One of the most photographed statues in Central Park is that of Balto, the real-life Siberian husky who braved severe Arctic weather to deliver antitoxin that saved the lives of children in Nome, Alaska, in a 1925 diphtheria outbreak. Balto actually later visited New York and saw his statue dedicated. The statue was desigend by Frederick G.R. Roth, a well known animal sculptor. A low-relief plaque bears the words “Dedicated to the indomitable spirit of the sled dogs that relayed antitoxins 660 miles over rough ice, across treacherous waters, through Arctic blizzards from Nenana to the relief of stricken Nome in the winter of 1925.”

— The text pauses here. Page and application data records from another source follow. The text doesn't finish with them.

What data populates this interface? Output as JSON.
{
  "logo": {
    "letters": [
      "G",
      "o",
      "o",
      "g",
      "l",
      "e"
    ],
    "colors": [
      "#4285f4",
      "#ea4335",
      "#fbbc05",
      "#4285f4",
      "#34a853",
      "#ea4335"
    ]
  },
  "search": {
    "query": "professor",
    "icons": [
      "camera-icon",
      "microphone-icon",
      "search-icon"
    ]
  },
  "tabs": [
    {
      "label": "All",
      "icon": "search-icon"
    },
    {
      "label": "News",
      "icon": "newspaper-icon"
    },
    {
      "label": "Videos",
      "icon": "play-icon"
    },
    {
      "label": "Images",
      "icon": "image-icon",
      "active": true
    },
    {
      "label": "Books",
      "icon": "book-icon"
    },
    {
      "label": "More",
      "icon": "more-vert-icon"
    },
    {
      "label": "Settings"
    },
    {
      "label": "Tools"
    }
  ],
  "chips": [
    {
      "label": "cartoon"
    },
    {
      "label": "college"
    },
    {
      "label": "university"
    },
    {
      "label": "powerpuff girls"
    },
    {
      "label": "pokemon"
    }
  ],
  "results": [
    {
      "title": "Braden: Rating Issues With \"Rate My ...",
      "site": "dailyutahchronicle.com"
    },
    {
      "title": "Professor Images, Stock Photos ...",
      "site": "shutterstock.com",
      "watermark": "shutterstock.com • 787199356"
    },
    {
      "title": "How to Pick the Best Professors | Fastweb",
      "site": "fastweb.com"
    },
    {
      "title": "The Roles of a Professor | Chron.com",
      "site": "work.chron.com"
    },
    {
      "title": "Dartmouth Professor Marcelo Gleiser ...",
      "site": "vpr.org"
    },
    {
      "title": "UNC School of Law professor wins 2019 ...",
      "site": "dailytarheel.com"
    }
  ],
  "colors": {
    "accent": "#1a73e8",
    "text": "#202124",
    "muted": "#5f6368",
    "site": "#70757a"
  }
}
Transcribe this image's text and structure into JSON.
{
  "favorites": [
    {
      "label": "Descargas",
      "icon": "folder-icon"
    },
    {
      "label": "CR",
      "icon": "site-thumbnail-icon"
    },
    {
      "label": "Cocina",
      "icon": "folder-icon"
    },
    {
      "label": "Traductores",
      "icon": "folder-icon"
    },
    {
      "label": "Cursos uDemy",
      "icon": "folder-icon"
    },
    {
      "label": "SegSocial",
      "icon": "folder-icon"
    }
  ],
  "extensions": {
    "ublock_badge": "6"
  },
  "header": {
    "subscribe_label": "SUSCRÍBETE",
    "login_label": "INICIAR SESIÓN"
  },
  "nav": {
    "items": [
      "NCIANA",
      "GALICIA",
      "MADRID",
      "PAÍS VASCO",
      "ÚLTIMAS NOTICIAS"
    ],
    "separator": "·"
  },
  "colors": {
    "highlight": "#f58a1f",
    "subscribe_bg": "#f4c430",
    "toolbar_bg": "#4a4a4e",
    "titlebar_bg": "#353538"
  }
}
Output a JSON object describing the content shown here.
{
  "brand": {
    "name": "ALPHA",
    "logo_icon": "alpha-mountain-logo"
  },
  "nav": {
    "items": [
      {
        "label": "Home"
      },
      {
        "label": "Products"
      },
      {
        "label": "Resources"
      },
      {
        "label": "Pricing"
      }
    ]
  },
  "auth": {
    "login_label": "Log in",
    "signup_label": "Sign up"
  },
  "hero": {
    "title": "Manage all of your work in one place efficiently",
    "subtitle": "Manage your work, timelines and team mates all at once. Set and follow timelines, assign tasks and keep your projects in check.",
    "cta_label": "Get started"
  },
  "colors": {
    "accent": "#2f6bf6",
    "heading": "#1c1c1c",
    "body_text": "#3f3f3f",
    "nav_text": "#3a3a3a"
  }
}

A 1995 animated movie was based on the heroic exploits of Balto. The Balto sculpture made an appearance in the 1993 movie "Six Degrees of Separation." When a young man (played by Will Smith) shows up at the apartment of a wealthy Upper East Side couple claiming to have been mugged, he said it happened while he was trying to figure out "why there was a statue of a dog who saved lives in the Yukon in the middle of Central Park." The statue is located at East Drive at 67th Street.